== Segment start ==
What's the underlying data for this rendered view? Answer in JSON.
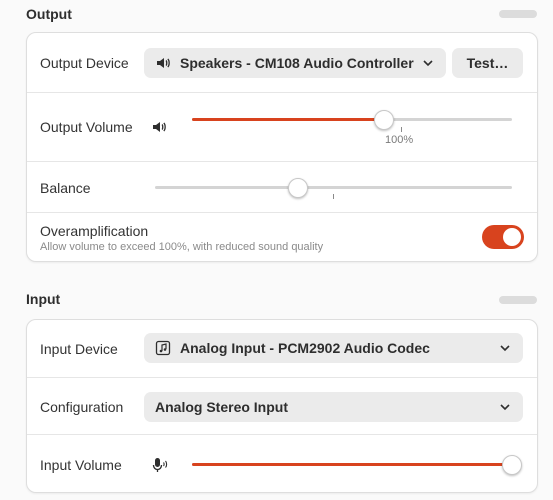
{
  "output": {
    "title": "Output",
    "device": {
      "label": "Output Device",
      "value": "Speakers - CM108 Audio Controller",
      "icon": "speaker-icon",
      "test_label": "Test…"
    },
    "volume": {
      "label": "Output Volume",
      "icon": "speaker-icon",
      "level": 0.6,
      "tick_label": "100%"
    },
    "balance": {
      "label": "Balance",
      "level": 0.4
    },
    "overamplification": {
      "label": "Overamplification",
      "description": "Allow volume to exceed 100%, with reduced sound quality",
      "enabled": true
    }
  },
  "input": {
    "title": "Input",
    "device": {
      "label": "Input Device",
      "value": "Analog Input - PCM2902 Audio Codec",
      "icon": "audio-card-icon"
    },
    "configuration": {
      "label": "Configuration",
      "value": "Analog Stereo Input"
    },
    "volume": {
      "label": "Input Volume",
      "icon": "microphone-icon",
      "level": 1.0
    }
  },
  "colors": {
    "accent": "#d8431e",
    "background": "#fafafa",
    "card": "#ffffff"
  }
}
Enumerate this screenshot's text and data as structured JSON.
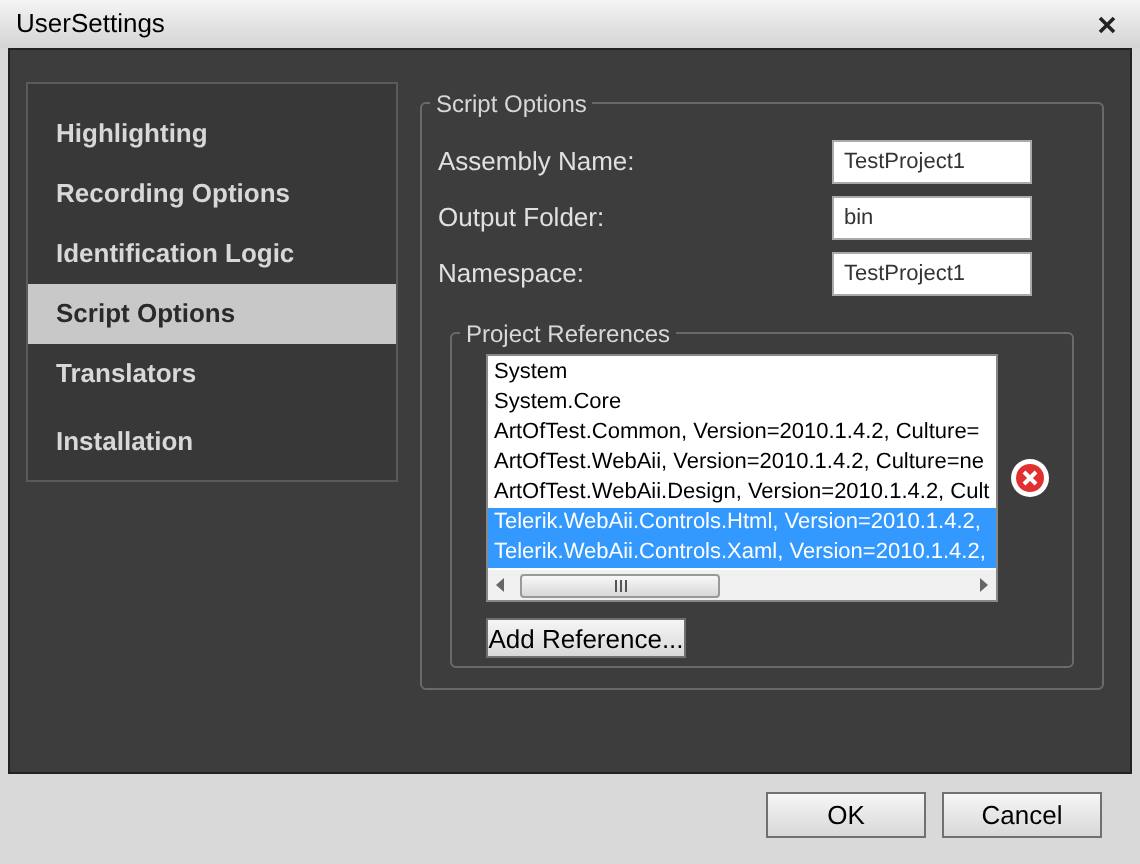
{
  "window": {
    "title": "UserSettings"
  },
  "nav": [
    {
      "label": "Highlighting",
      "selected": false
    },
    {
      "label": "Recording Options",
      "selected": false
    },
    {
      "label": "Identification Logic",
      "selected": false
    },
    {
      "label": "Script Options",
      "selected": true
    },
    {
      "label": "Translators",
      "selected": false
    },
    {
      "label": "Installation",
      "selected": false
    }
  ],
  "script_options": {
    "title": "Script Options",
    "fields": [
      {
        "label": "Assembly Name:",
        "value": "TestProject1"
      },
      {
        "label": "Output Folder:",
        "value": "bin"
      },
      {
        "label": "Namespace:",
        "value": "TestProject1"
      }
    ],
    "references": {
      "title": "Project References",
      "items": [
        {
          "text": "System",
          "selected": false
        },
        {
          "text": "System.Core",
          "selected": false
        },
        {
          "text": "ArtOfTest.Common, Version=2010.1.4.2, Culture=",
          "selected": false
        },
        {
          "text": "ArtOfTest.WebAii, Version=2010.1.4.2, Culture=ne",
          "selected": false
        },
        {
          "text": "ArtOfTest.WebAii.Design, Version=2010.1.4.2, Cult",
          "selected": false
        },
        {
          "text": "Telerik.WebAii.Controls.Html, Version=2010.1.4.2,",
          "selected": true
        },
        {
          "text": "Telerik.WebAii.Controls.Xaml, Version=2010.1.4.2,",
          "selected": true
        }
      ],
      "add_button": "Add Reference..."
    }
  },
  "buttons": [
    "OK",
    "Cancel"
  ]
}
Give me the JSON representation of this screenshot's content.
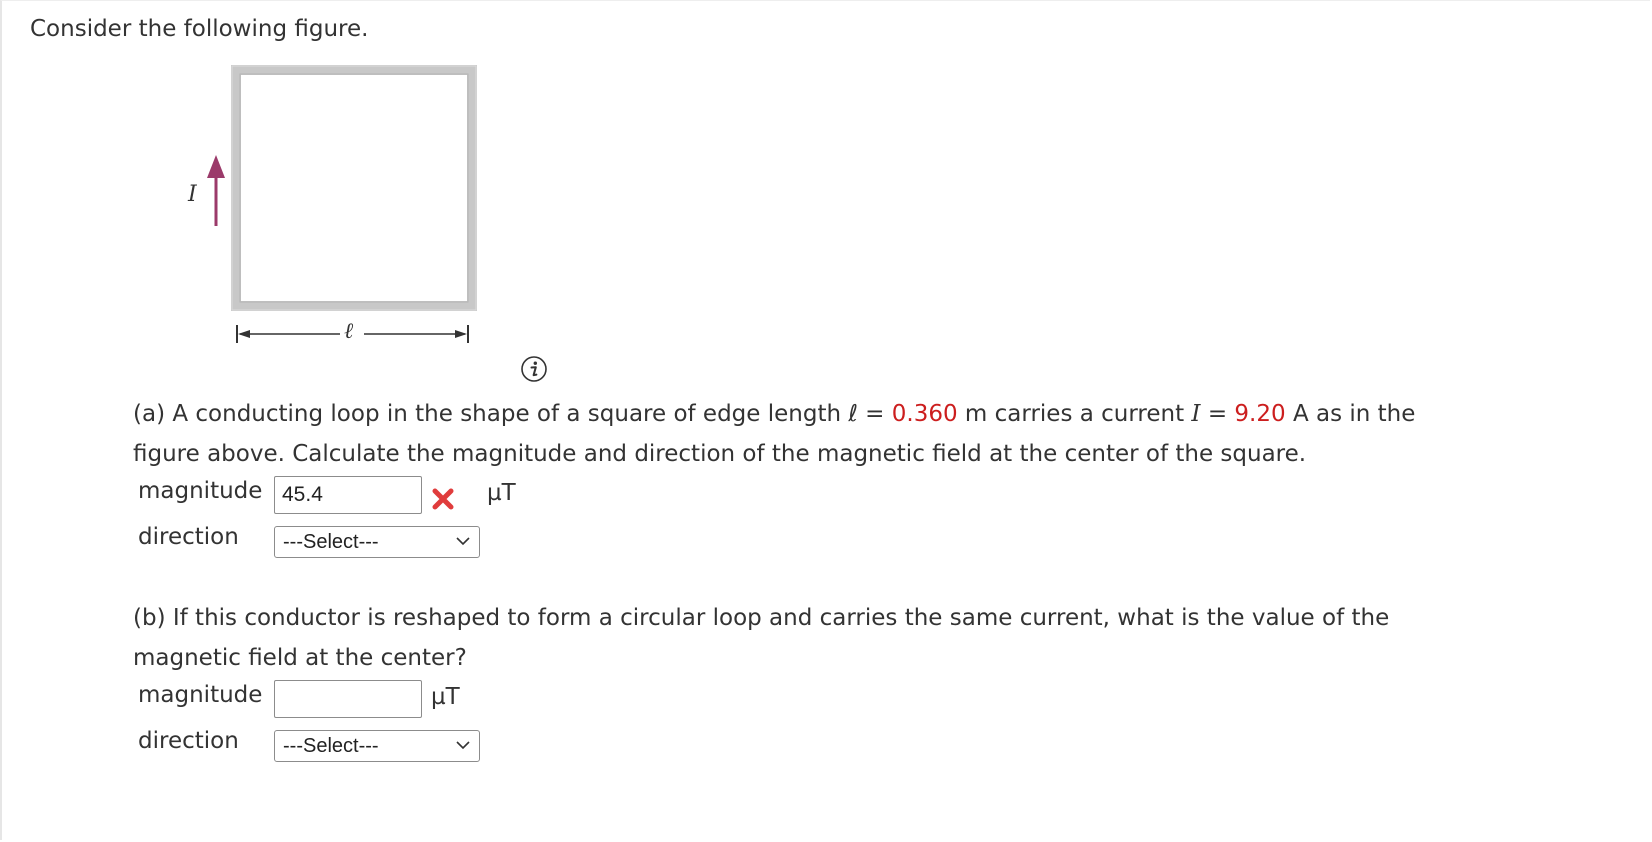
{
  "intro": "Consider the following figure.",
  "figure": {
    "current_label": "I",
    "length_label": "ℓ",
    "arrow_color": "#9b3a6a"
  },
  "info_icon": "info-icon",
  "part_a": {
    "text1": "(a) A conducting loop in the shape of a square of edge length ℓ = ",
    "length_value": "0.360",
    "text2": " m carries a current ",
    "current_symbol": "I",
    "text3": " = ",
    "current_value": "9.20",
    "text4": " A as in the",
    "line2": "figure above. Calculate the magnitude and direction of the magnetic field at the center of the square.",
    "magnitude_label": "magnitude",
    "magnitude_value": "45.4",
    "unit": "µT",
    "direction_label": "direction",
    "direction_value": "---Select---",
    "status_icon": "x-mark-icon",
    "status_color": "#e03c3c"
  },
  "part_b": {
    "line1": "(b) If this conductor is reshaped to form a circular loop and carries the same current, what is the value of the",
    "line2": "magnetic field at the center?",
    "magnitude_label": "magnitude",
    "magnitude_value": "",
    "unit": "µT",
    "direction_label": "direction",
    "direction_value": "---Select---"
  },
  "colors": {
    "highlight": "#cc1e1e",
    "text": "#333333"
  }
}
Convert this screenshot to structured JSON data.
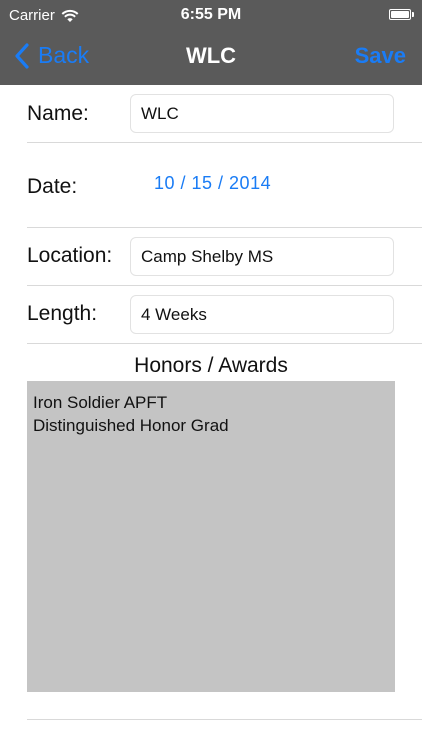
{
  "status_bar": {
    "carrier": "Carrier",
    "time": "6:55 PM",
    "battery_level": 1.0
  },
  "nav": {
    "back_label": "Back",
    "title": "WLC",
    "save_label": "Save"
  },
  "form": {
    "name_label": "Name:",
    "name_value": "WLC",
    "date_label": "Date:",
    "date_value": "10 / 15 / 2014",
    "location_label": "Location:",
    "location_value": "Camp Shelby MS",
    "length_label": "Length:",
    "length_value": "4 Weeks"
  },
  "honors": {
    "heading": "Honors / Awards",
    "lines": [
      "Iron Soldier APFT",
      "Distinguished Honor Grad"
    ]
  },
  "colors": {
    "header_bg": "#5a5a5a",
    "accent": "#1a7cf5",
    "awards_bg": "#c4c4c4"
  }
}
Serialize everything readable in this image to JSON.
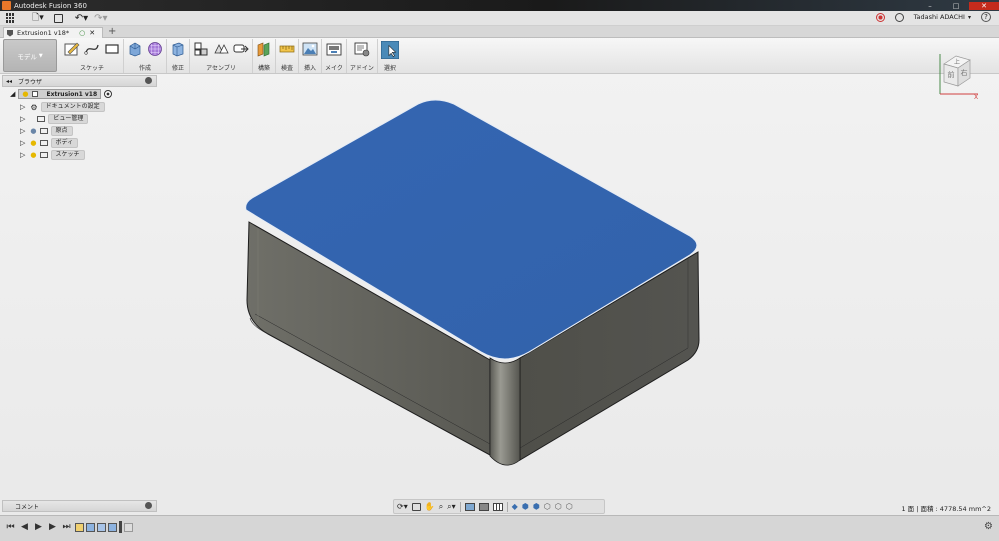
{
  "app": {
    "title": "Autodesk Fusion 360"
  },
  "document": {
    "tab_label": "Extrusion1 v18*"
  },
  "user": {
    "name": "Tadashi ADACHI"
  },
  "ribbon": {
    "workspace": "モデル",
    "groups": [
      "スケッチ",
      "作成",
      "修正",
      "アセンブリ",
      "構築",
      "検査",
      "挿入",
      "メイク",
      "アドイン",
      "選択"
    ]
  },
  "browser": {
    "title": "ブラウザ",
    "root": "Extrusion1 v18",
    "items": [
      "ドキュメントの設定",
      "ビュー管理",
      "原点",
      "ボディ",
      "スケッチ"
    ]
  },
  "comment_panel": {
    "title": "コメント"
  },
  "viewcube": {
    "top": "上",
    "front": "前",
    "right": "右"
  },
  "status": {
    "selection": "1 面 | 面積 : 4778.54 mm^2"
  },
  "colors": {
    "face_selected": "#3465b0",
    "body": "#5f5f58",
    "accent_active": "#4a8ab8"
  }
}
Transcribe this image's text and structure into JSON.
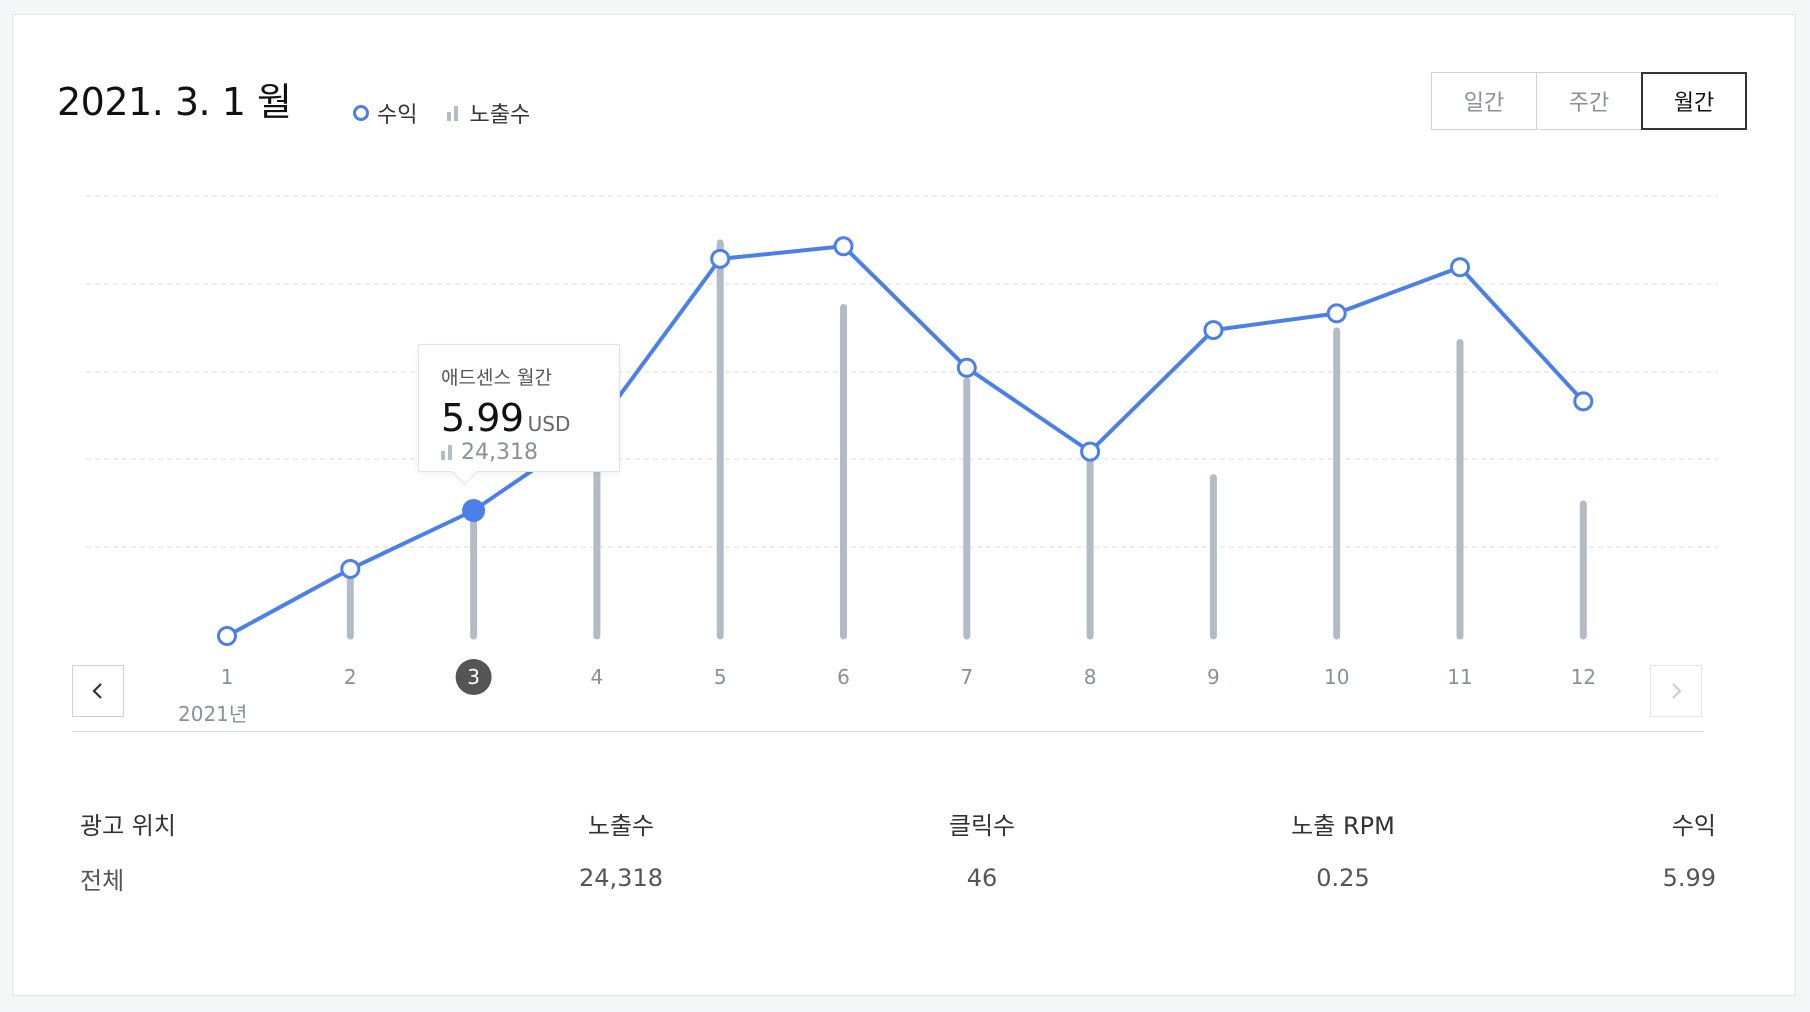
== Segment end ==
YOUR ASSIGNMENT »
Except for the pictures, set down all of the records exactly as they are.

RESPONSE TO THIS TASK »
What's the underlying data for this rendered view? Answer in JSON.
{
  "output": {
    "title": "Output",
    "device": {
      "label": "Output Device",
      "value": "Speakers - CM108 Audio Controller",
      "icon": "speaker-icon",
      "test_label": "Test…"
    },
    "volume": {
      "label": "Output Volume",
      "icon": "speaker-icon",
      "level": 0.6,
      "tick_label": "100%"
    },
    "balance": {
      "label": "Balance",
      "level": 0.4
    },
    "overamplification": {
      "label": "Overamplification",
      "description": "Allow volume to exceed 100%, with reduced sound quality",
      "enabled": true
    }
  },
  "input": {
    "title": "Input",
    "device": {
      "label": "Input Device",
      "value": "Analog Input - PCM2902 Audio Codec",
      "icon": "audio-card-icon"
    },
    "configuration": {
      "label": "Configuration",
      "value": "Analog Stereo Input"
    },
    "volume": {
      "label": "Input Volume",
      "icon": "microphone-icon",
      "level": 1.0
    }
  },
  "colors": {
    "accent": "#d8431e",
    "background": "#fafafa",
    "card": "#ffffff"
  }
}
Enumerate this screenshot's text and data as structured JSON.
{
  "window": {
    "title": "UserSettings"
  },
  "nav": [
    {
      "label": "Highlighting",
      "selected": false
    },
    {
      "label": "Recording Options",
      "selected": false
    },
    {
      "label": "Identification Logic",
      "selected": false
    },
    {
      "label": "Script Options",
      "selected": true
    },
    {
      "label": "Translators",
      "selected": false
    },
    {
      "label": "Installation",
      "selected": false
    }
  ],
  "script_options": {
    "title": "Script Options",
    "fields": [
      {
        "label": "Assembly Name:",
        "value": "TestProject1"
      },
      {
        "label": "Output Folder:",
        "value": "bin"
      },
      {
        "label": "Namespace:",
        "value": "TestProject1"
      }
    ],
    "references": {
      "title": "Project References",
      "items": [
        {
          "text": "System",
          "selected": false
        },
        {
          "text": "System.Core",
          "selected": false
        },
        {
          "text": "ArtOfTest.Common, Version=2010.1.4.2, Culture=",
          "selected": false
        },
        {
          "text": "ArtOfTest.WebAii, Version=2010.1.4.2, Culture=ne",
          "selected": false
        },
        {
          "text": "ArtOfTest.WebAii.Design, Version=2010.1.4.2, Cult",
          "selected": false
        },
        {
          "text": "Telerik.WebAii.Controls.Html, Version=2010.1.4.2,",
          "selected": true
        },
        {
          "text": "Telerik.WebAii.Controls.Xaml, Version=2010.1.4.2,",
          "selected": true
        }
      ],
      "add_button": "Add Reference..."
    }
  },
  "buttons": [
    "OK",
    "Cancel"
  ]
}
Give me the JSON representation of this screenshot's content.
{
  "intro": "Consider the following figure.",
  "figure": {
    "current_label": "I",
    "length_label": "ℓ",
    "arrow_color": "#9b3a6a"
  },
  "info_icon": "info-icon",
  "part_a": {
    "text1": "(a) A conducting loop in the shape of a square of edge length ℓ = ",
    "length_value": "0.360",
    "text2": " m carries a current ",
    "current_symbol": "I",
    "text3": " = ",
    "current_value": "9.20",
    "text4": " A as in the",
    "line2": "figure above. Calculate the magnitude and direction of the magnetic field at the center of the square.",
    "magnitude_label": "magnitude",
    "magnitude_value": "45.4",
    "unit": "µT",
    "direction_label": "direction",
    "direction_value": "---Select---",
    "status_icon": "x-mark-icon",
    "status_color": "#e03c3c"
  },
  "part_b": {
    "line1": "(b) If this conductor is reshaped to form a circular loop and carries the same current, what is the value of the",
    "line2": "magnetic field at the center?",
    "magnitude_label": "magnitude",
    "magnitude_value": "",
    "unit": "µT",
    "direction_label": "direction",
    "direction_value": "---Select---"
  },
  "colors": {
    "highlight": "#cc1e1e",
    "text": "#333333"
  }
}
Convert this screenshot to structured JSON data.
{
  "status_bar": {
    "carrier": "Carrier",
    "time": "6:55 PM",
    "battery_level": 1.0
  },
  "nav": {
    "back_label": "Back",
    "title": "WLC",
    "save_label": "Save"
  },
  "form": {
    "name_label": "Name:",
    "name_value": "WLC",
    "date_label": "Date:",
    "date_value": "10 / 15 / 2014",
    "location_label": "Location:",
    "location_value": "Camp Shelby MS",
    "length_label": "Length:",
    "length_value": "4 Weeks"
  },
  "honors": {
    "heading": "Honors / Awards",
    "lines": [
      "Iron Soldier APFT",
      "Distinguished Honor Grad"
    ]
  },
  "colors": {
    "header_bg": "#5a5a5a",
    "accent": "#1a7cf5",
    "awards_bg": "#c4c4c4"
  }
}
Serialize everything readable in this image to JSON.
{
  "app": {
    "title": "Autodesk Fusion 360"
  },
  "document": {
    "tab_label": "Extrusion1 v18*"
  },
  "user": {
    "name": "Tadashi ADACHI"
  },
  "ribbon": {
    "workspace": "モデル",
    "groups": [
      "スケッチ",
      "作成",
      "修正",
      "アセンブリ",
      "構築",
      "検査",
      "挿入",
      "メイク",
      "アドイン",
      "選択"
    ]
  },
  "browser": {
    "title": "ブラウザ",
    "root": "Extrusion1 v18",
    "items": [
      "ドキュメントの設定",
      "ビュー管理",
      "原点",
      "ボディ",
      "スケッチ"
    ]
  },
  "comment_panel": {
    "title": "コメント"
  },
  "viewcube": {
    "top": "上",
    "front": "前",
    "right": "右"
  },
  "status": {
    "selection": "1 面 | 面積 : 4778.54 mm^2"
  },
  "colors": {
    "face_selected": "#3465b0",
    "body": "#5f5f58",
    "accent_active": "#4a8ab8"
  }
}
Transcribe this image's text and structure into JSON.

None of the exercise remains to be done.